1965

First non heart beating donation takes place in the United Kingdom the operation takes place at Edinburgh Royal Infirmary. Current Transplantation statistics show that non-heart beating transplants are now as successful as heart-beating transplant surgeries.

1967

First worldwide successful liver transplant takes place in Denver, USA.

1967

World's first heart transplant takes place in South Africa. The operation was a success and the patient lived for a further 18 years.

1968

First heart transplant in the UK takes place in London with a team of 18 doctors and nurses. The transplant was a success but the patient died nine weeks later due to infection. Now over 300 heart transplants take place every year nationwide.

1968

United Kingdom's first liver transplant takes place at Addenbrookes Hospital in Cambridge.

1968

Manchester Royal Infirmary completes their first kidney transplant.

1972

Donor Cards for kidneys introduced. The demand for donors increases and more and more successful transplants take place every year.

1980

First Donor Transplant Coordinators appointed to oversee all aspects of organ donation and transplantation.

1981

UK Kidney Donor Card is replaced with the Donor Card to allow people to express a wish to donate a number of organs.

1983

Nationwide corneal transplant service is formed.

1983

First Nationwide combined heart and lung transplant is successfully performed at Hairfield Hospital.

1986

First successful lung only transplant takes place in the United Kingdom.

1989

The Eye Bank opens in Manchester at Manchester Royal Infirmary. The Eye Bank screens and stores corneas for use and has a worldwide reputation for excellence in ophthalmology.

1994

The National Organ Donor Register is commenced in order to meet the growing demand for organs for transplants in the UK. There are currently more than 16 million people on the ODR.

2000

UK Transplant organisation is formed; a centrally funded organisation responsible for tissue typing and organ matching. The organisation also takes responsibility for increasing the number of donors.

2001

The first lung transplant from a non-heart beating donor takes place in Sweden.

2004

Human Tissue Act publishes legislation on the retrieval and storage of tissue. This Act brings about a change to consent legislation with regards to organ and tissue donation.

2005

UK Transplant merges with National Blood Service to form NHS Blood and Transplant. The service aims to significantly increase the number of organs for life saving transplants.

2007

First living liver donation in the UK takes place at St James Hospital in Leeds.

2008

Government Taskforce publishes findings of transplant services and 14 recommendations to be implemented to meet the growing demand for life saving organs.
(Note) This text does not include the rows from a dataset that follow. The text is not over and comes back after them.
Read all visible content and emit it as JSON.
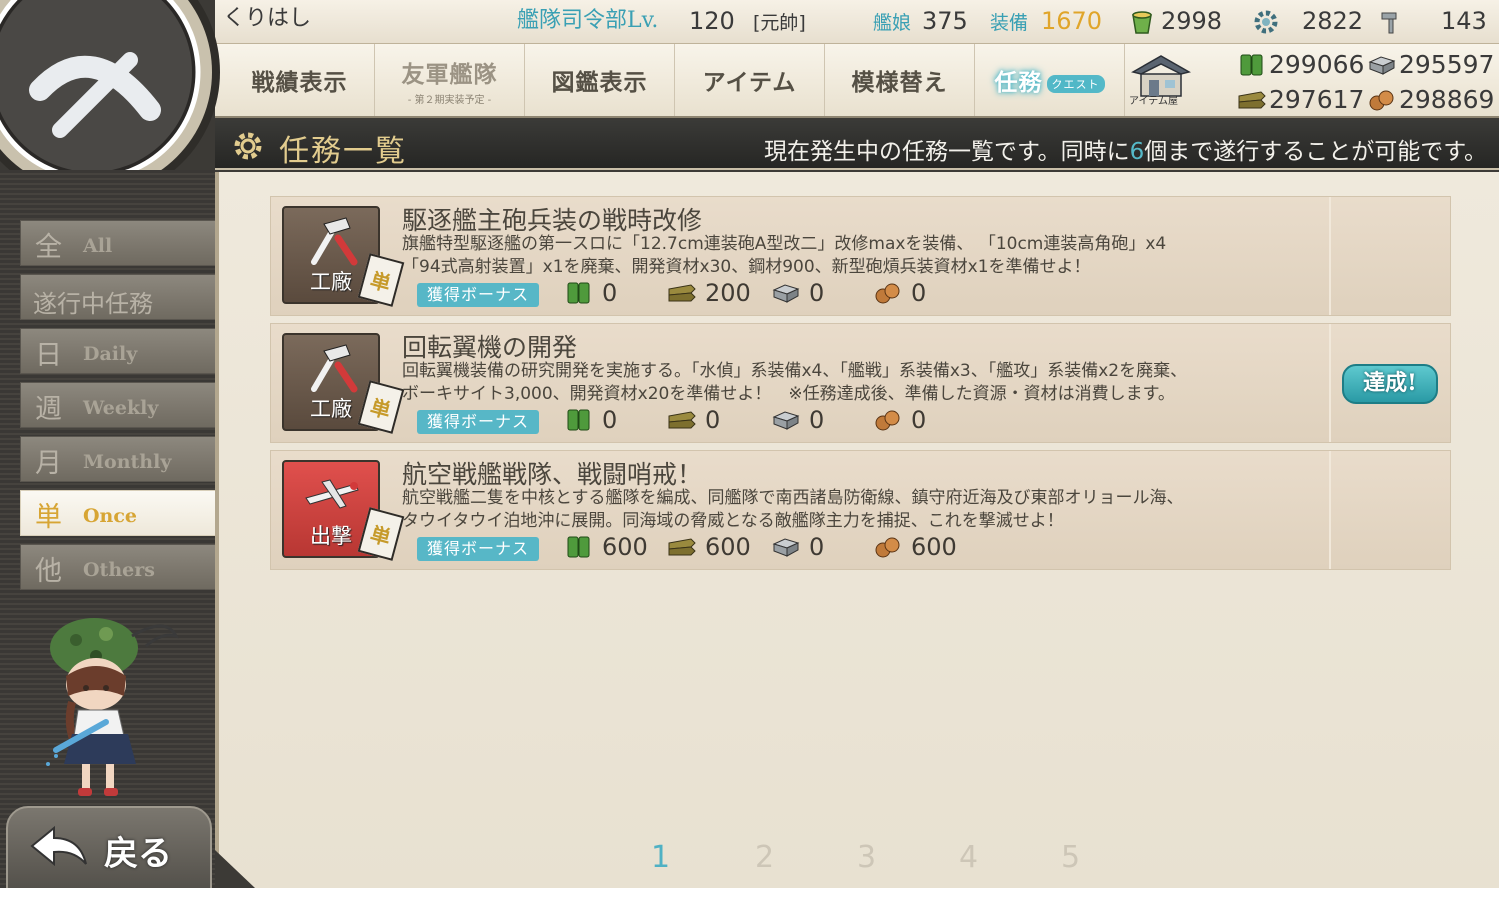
{
  "header": {
    "admiral_name": "くりはし",
    "hq_label": "艦隊司令部Lv.",
    "hq_level": "120",
    "hq_rank": "[元帥]",
    "ship_label": "艦娘",
    "ship_count": "375",
    "equip_label": "装備",
    "equip_count": "1670",
    "bucket_count": "2998",
    "devmat_count": "2822",
    "screw_count": "143"
  },
  "menu": {
    "items": [
      {
        "label": "戦績表示",
        "sub": ""
      },
      {
        "label": "友軍艦隊",
        "sub": "- 第２期実装予定 -"
      },
      {
        "label": "図鑑表示",
        "sub": ""
      },
      {
        "label": "アイテム",
        "sub": ""
      },
      {
        "label": "模様替え",
        "sub": ""
      },
      {
        "label": "任務",
        "sub": "",
        "tag": "クエスト"
      }
    ],
    "item_shop_label": "アイテム屋"
  },
  "resources": {
    "fuel": "299066",
    "ammo": "295597",
    "steel": "297617",
    "bauxite": "298869"
  },
  "title": {
    "text": "任務一覧",
    "desc_before": "現在発生中の任務一覧です。同時に",
    "desc_highlight": "6",
    "desc_after": "個まで遂行することが可能です。"
  },
  "sidebar": {
    "tabs": [
      {
        "kanji": "全",
        "en": "All",
        "active": false
      },
      {
        "full": "遂行中任務",
        "active": false
      },
      {
        "kanji": "日",
        "en": "Daily",
        "active": false
      },
      {
        "kanji": "週",
        "en": "Weekly",
        "active": false
      },
      {
        "kanji": "月",
        "en": "Monthly",
        "active": false
      },
      {
        "kanji": "単",
        "en": "Once",
        "active": true
      },
      {
        "kanji": "他",
        "en": "Others",
        "active": false
      }
    ],
    "back_label": "戻る"
  },
  "quests": [
    {
      "category": "工廠",
      "type_badge": "単",
      "title": "駆逐艦主砲兵装の戦時改修",
      "desc_line1": "旗艦特型駆逐艦の第一スロに「12.7cm連装砲A型改二」改修maxを装備、 「10cm連装高角砲」x4",
      "desc_line2": "「94式高射装置」x1を廃棄、開発資材x30、鋼材900、新型砲熕兵装資材x1を準備せよ！",
      "bonus_label": "獲得ボーナス",
      "fuel": "0",
      "ammo": "200",
      "steel": "0",
      "bauxite": "0",
      "complete": ""
    },
    {
      "category": "工廠",
      "type_badge": "単",
      "title": "回転翼機の開発",
      "desc_line1": "回転翼機装備の研究開発を実施する。「水偵」系装備x4、「艦戦」系装備x3、「艦攻」系装備x2を廃棄、",
      "desc_line2": "ボーキサイト3,000、開発資材x20を準備せよ！　※任務達成後、準備した資源・資材は消費します。",
      "bonus_label": "獲得ボーナス",
      "fuel": "0",
      "ammo": "0",
      "steel": "0",
      "bauxite": "0",
      "complete": "達成!"
    },
    {
      "category": "出撃",
      "type_badge": "単",
      "title": "航空戦艦戦隊、戦闘哨戒！",
      "desc_line1": "航空戦艦二隻を中核とする艦隊を編成、同艦隊で南西諸島防衛線、鎮守府近海及び東部オリョール海、",
      "desc_line2": "タウイタウイ泊地沖に展開。同海域の脅威となる敵艦隊主力を捕捉、これを撃滅せよ！",
      "bonus_label": "獲得ボーナス",
      "fuel": "600",
      "ammo": "600",
      "steel": "0",
      "bauxite": "600",
      "complete": ""
    }
  ],
  "pager": {
    "pages": [
      "1",
      "2",
      "3",
      "4",
      "5"
    ],
    "current": "1"
  },
  "colors": {
    "accent": "#55b9c8",
    "gold": "#d7a534",
    "equip_count": "#e0a52a",
    "sortie_red": "#e0504d"
  }
}
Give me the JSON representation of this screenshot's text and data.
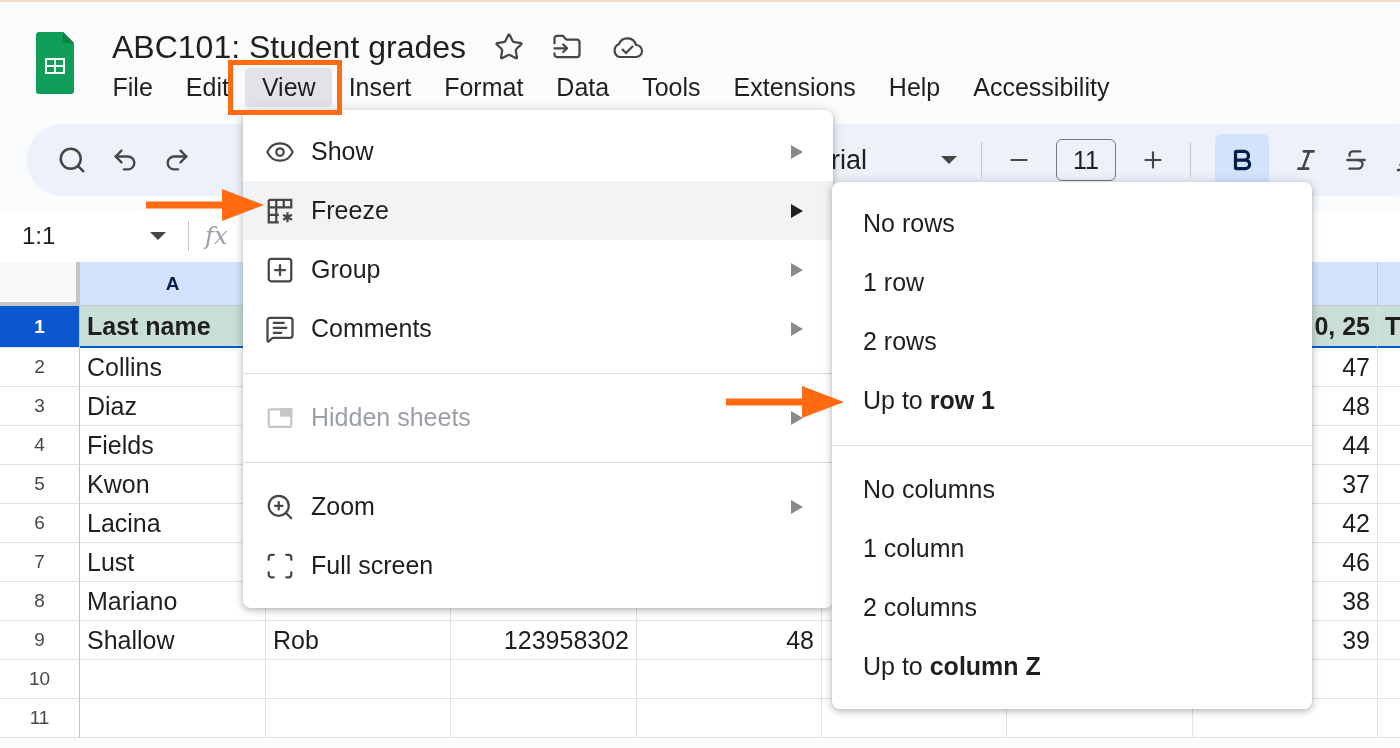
{
  "document": {
    "title": "ABC101: Student grades"
  },
  "menubar": [
    {
      "label": "File",
      "selected": false
    },
    {
      "label": "Edit",
      "selected": false
    },
    {
      "label": "View",
      "selected": true
    },
    {
      "label": "Insert",
      "selected": false
    },
    {
      "label": "Format",
      "selected": false
    },
    {
      "label": "Data",
      "selected": false
    },
    {
      "label": "Tools",
      "selected": false
    },
    {
      "label": "Extensions",
      "selected": false
    },
    {
      "label": "Help",
      "selected": false
    },
    {
      "label": "Accessibility",
      "selected": false
    }
  ],
  "toolbar": {
    "font": "rial",
    "font_size": "11",
    "bold_active": true
  },
  "formula_bar": {
    "name_box": "1:1",
    "function_label": "fx"
  },
  "sheet": {
    "column_headers": [
      "A"
    ],
    "rows": [
      {
        "number": "1",
        "selected": true,
        "kind": "header",
        "cells": [
          "Last name",
          null,
          null,
          null,
          null,
          null,
          "0, 25",
          "T"
        ]
      },
      {
        "number": "2",
        "selected": false,
        "kind": "data",
        "cells": [
          "Collins",
          null,
          null,
          null,
          null,
          null,
          "47",
          null
        ]
      },
      {
        "number": "3",
        "selected": false,
        "kind": "data",
        "cells": [
          "Diaz",
          null,
          null,
          null,
          null,
          null,
          "48",
          null
        ]
      },
      {
        "number": "4",
        "selected": false,
        "kind": "data",
        "cells": [
          "Fields",
          null,
          null,
          null,
          null,
          null,
          "44",
          null
        ]
      },
      {
        "number": "5",
        "selected": false,
        "kind": "data",
        "cells": [
          "Kwon",
          null,
          null,
          null,
          null,
          null,
          "37",
          null
        ]
      },
      {
        "number": "6",
        "selected": false,
        "kind": "data",
        "cells": [
          "Lacina",
          null,
          null,
          null,
          null,
          null,
          "42",
          null
        ]
      },
      {
        "number": "7",
        "selected": false,
        "kind": "data",
        "cells": [
          "Lust",
          null,
          null,
          null,
          null,
          null,
          "46",
          null
        ]
      },
      {
        "number": "8",
        "selected": false,
        "kind": "data",
        "cells": [
          "Mariano",
          null,
          null,
          null,
          null,
          null,
          "38",
          null
        ]
      },
      {
        "number": "9",
        "selected": false,
        "kind": "data",
        "cells": [
          "Shallow",
          "Rob",
          "123958302",
          "48",
          null,
          null,
          "39",
          null
        ]
      },
      {
        "number": "10",
        "selected": false,
        "kind": "data",
        "cells": []
      },
      {
        "number": "11",
        "selected": false,
        "kind": "data",
        "cells": []
      }
    ]
  },
  "view_menu": [
    {
      "kind": "item",
      "label": "Show",
      "selected": false,
      "disabled": false
    },
    {
      "kind": "item",
      "label": "Freeze",
      "selected": true,
      "disabled": false
    },
    {
      "kind": "item",
      "label": "Group",
      "selected": false,
      "disabled": false
    },
    {
      "kind": "item",
      "label": "Comments",
      "selected": false,
      "disabled": false
    },
    {
      "kind": "divider"
    },
    {
      "kind": "item",
      "label": "Hidden sheets",
      "selected": false,
      "disabled": true
    },
    {
      "kind": "divider"
    },
    {
      "kind": "item",
      "label": "Zoom",
      "selected": false,
      "disabled": false
    },
    {
      "kind": "leaf",
      "label": "Full screen",
      "selected": false,
      "disabled": false
    }
  ],
  "freeze_submenu": [
    {
      "kind": "item",
      "label": "No rows"
    },
    {
      "kind": "item",
      "label": "1 row"
    },
    {
      "kind": "item",
      "label": "2 rows"
    },
    {
      "kind": "item",
      "label": "Up to **row 1**"
    },
    {
      "kind": "divider"
    },
    {
      "kind": "item",
      "label": "No columns"
    },
    {
      "kind": "item",
      "label": "1 column"
    },
    {
      "kind": "item",
      "label": "2 columns"
    },
    {
      "kind": "item",
      "label": "Up to **column Z**"
    }
  ],
  "annotations": [
    {
      "kind": "box"
    },
    {
      "kind": "arrow"
    },
    {
      "kind": "arrow"
    }
  ]
}
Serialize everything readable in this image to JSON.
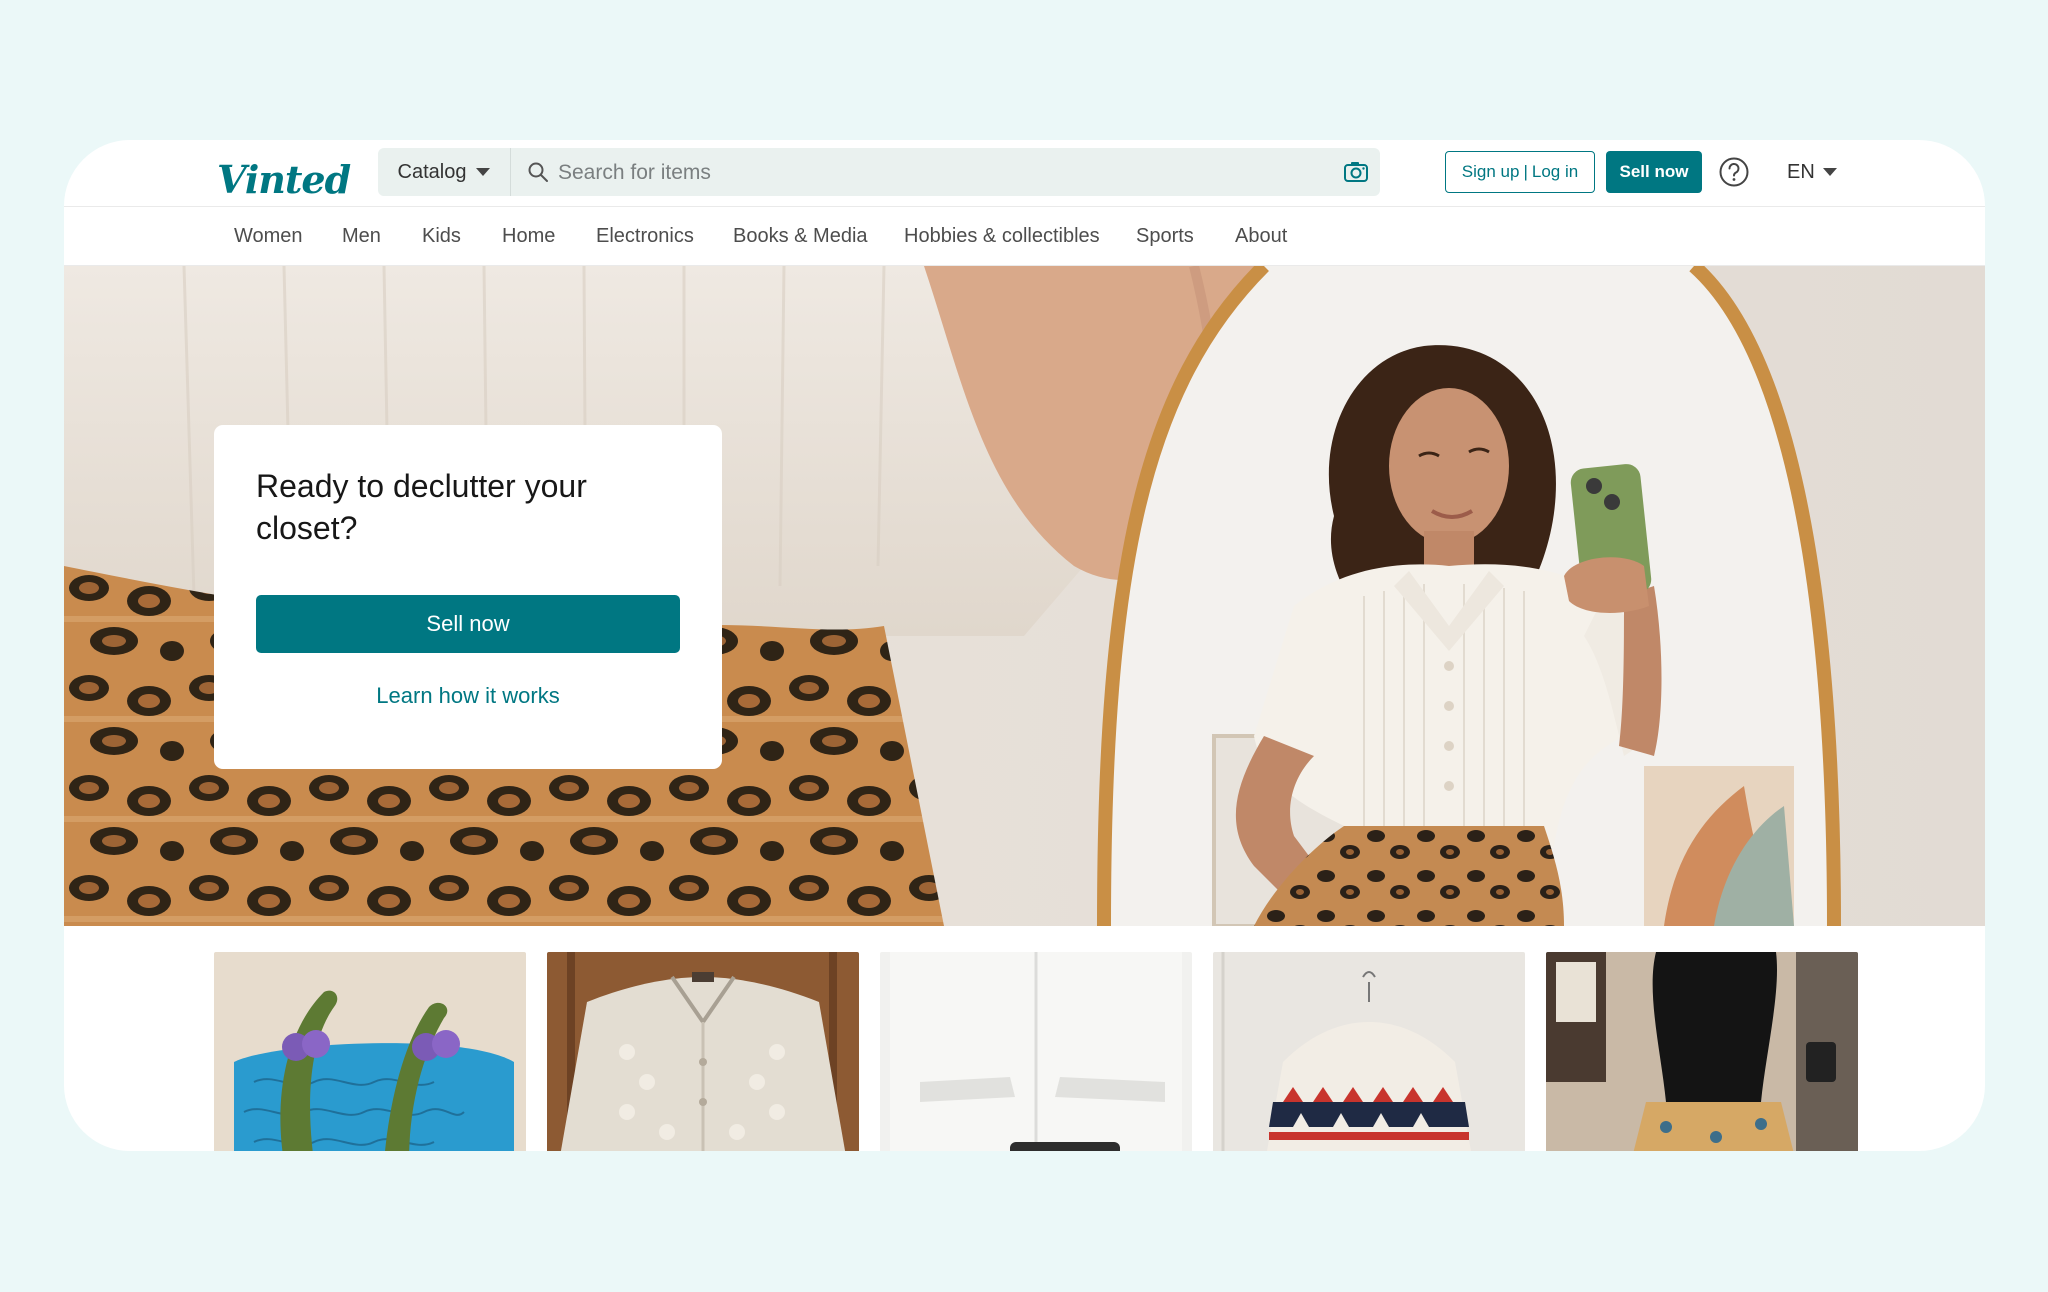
{
  "brand": {
    "logo_text": "Vinted",
    "accent_color": "#007782"
  },
  "header": {
    "catalog_label": "Catalog",
    "search_placeholder": "Search for items",
    "search_value": "",
    "signup_label": "Sign up",
    "auth_separator": "|",
    "login_label": "Log in",
    "sell_label": "Sell now",
    "help_icon": "question-circle-icon",
    "camera_icon": "camera-search-icon",
    "language": "EN"
  },
  "nav": {
    "items": [
      {
        "label": "Women"
      },
      {
        "label": "Men"
      },
      {
        "label": "Kids"
      },
      {
        "label": "Home"
      },
      {
        "label": "Electronics"
      },
      {
        "label": "Books & Media"
      },
      {
        "label": "Hobbies & collectibles"
      },
      {
        "label": "Sports"
      },
      {
        "label": "About"
      }
    ]
  },
  "hero": {
    "title": "Ready to declutter your closet?",
    "sell_button": "Sell now",
    "learn_link": "Learn how it works"
  },
  "thumbnails": [
    {
      "name": "thumbnail-blue-bag"
    },
    {
      "name": "thumbnail-cream-cardigan"
    },
    {
      "name": "thumbnail-white-door"
    },
    {
      "name": "thumbnail-fairisle-sweater"
    },
    {
      "name": "thumbnail-black-top"
    }
  ]
}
The aim is to increase transplants by 73% by the year 2013.

2009

Organ Donation Committee formed at Central Manchester University Hospitals NHS Foundation Trust:

Clinical Lead for Organ Donation is Dr Kay Hawkins (Consultant Paediatric Intensive Care).

Specialist Nurse for Organ Donation is Paula Watson.